(Component data from apps and pages)
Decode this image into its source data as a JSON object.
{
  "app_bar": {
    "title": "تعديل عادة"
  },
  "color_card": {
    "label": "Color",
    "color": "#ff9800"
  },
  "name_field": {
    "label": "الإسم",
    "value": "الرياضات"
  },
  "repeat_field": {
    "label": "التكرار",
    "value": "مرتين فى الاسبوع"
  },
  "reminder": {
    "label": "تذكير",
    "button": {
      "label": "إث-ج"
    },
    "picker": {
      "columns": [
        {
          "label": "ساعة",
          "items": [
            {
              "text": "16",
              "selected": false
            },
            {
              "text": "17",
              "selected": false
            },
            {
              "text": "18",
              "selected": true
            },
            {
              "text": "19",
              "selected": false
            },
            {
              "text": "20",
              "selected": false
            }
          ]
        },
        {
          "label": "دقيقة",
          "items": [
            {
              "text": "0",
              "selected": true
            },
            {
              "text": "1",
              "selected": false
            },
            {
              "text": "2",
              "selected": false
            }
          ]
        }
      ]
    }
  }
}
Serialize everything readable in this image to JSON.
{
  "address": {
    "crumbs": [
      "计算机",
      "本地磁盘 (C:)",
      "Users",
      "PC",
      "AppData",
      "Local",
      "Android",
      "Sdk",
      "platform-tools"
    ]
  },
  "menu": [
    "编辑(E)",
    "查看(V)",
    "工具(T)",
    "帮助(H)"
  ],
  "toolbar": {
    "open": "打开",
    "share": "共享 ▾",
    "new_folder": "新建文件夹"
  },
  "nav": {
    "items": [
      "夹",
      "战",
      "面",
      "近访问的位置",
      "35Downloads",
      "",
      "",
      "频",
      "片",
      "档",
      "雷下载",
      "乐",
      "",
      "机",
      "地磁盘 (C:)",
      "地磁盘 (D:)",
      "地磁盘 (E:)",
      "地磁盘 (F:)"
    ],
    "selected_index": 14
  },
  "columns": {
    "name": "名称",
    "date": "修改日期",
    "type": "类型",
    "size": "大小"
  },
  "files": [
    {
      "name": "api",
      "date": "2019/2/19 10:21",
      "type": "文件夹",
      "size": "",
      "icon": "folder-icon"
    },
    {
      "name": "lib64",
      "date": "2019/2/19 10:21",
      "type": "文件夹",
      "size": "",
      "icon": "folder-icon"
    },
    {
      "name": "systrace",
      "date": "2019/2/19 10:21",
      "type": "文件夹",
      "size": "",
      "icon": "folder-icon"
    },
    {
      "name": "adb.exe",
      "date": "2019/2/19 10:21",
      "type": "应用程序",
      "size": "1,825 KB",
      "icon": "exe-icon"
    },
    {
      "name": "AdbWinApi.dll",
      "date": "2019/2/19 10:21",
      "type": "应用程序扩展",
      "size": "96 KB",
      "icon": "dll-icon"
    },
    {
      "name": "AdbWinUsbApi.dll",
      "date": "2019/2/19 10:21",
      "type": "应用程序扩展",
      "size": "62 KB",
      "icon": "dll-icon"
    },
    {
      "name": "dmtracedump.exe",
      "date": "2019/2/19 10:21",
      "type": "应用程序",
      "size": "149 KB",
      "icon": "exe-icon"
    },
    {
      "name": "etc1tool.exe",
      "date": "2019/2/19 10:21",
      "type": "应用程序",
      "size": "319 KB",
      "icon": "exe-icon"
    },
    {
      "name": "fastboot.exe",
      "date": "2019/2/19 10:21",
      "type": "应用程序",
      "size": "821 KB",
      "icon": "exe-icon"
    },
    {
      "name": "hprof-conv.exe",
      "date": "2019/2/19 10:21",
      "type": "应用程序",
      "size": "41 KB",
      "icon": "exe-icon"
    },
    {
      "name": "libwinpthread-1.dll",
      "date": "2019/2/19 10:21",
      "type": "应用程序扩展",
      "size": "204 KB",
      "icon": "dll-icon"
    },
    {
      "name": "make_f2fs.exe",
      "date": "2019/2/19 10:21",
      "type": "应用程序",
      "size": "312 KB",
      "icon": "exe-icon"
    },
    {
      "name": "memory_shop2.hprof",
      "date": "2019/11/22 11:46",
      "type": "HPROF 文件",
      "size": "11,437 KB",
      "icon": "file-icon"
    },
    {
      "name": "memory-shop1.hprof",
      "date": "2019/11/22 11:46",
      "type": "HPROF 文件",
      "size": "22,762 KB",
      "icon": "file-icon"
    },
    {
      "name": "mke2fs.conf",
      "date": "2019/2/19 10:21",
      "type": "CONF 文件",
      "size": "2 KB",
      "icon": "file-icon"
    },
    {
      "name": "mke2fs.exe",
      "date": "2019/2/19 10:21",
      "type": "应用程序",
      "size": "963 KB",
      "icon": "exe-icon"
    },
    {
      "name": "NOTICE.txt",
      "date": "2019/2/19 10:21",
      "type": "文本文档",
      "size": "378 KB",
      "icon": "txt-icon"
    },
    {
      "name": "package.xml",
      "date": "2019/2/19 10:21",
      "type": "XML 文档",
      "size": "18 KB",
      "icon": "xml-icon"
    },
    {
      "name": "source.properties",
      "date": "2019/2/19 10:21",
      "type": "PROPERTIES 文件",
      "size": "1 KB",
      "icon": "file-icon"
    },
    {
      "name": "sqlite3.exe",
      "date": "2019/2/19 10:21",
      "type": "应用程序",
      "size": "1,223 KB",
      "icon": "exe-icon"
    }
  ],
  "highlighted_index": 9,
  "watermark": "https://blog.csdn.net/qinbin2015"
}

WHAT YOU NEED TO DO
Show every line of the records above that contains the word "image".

SOLVED EXERCISE
Decode this image into its source data as a JSON object.
Serialize everything readable in this image to JSON.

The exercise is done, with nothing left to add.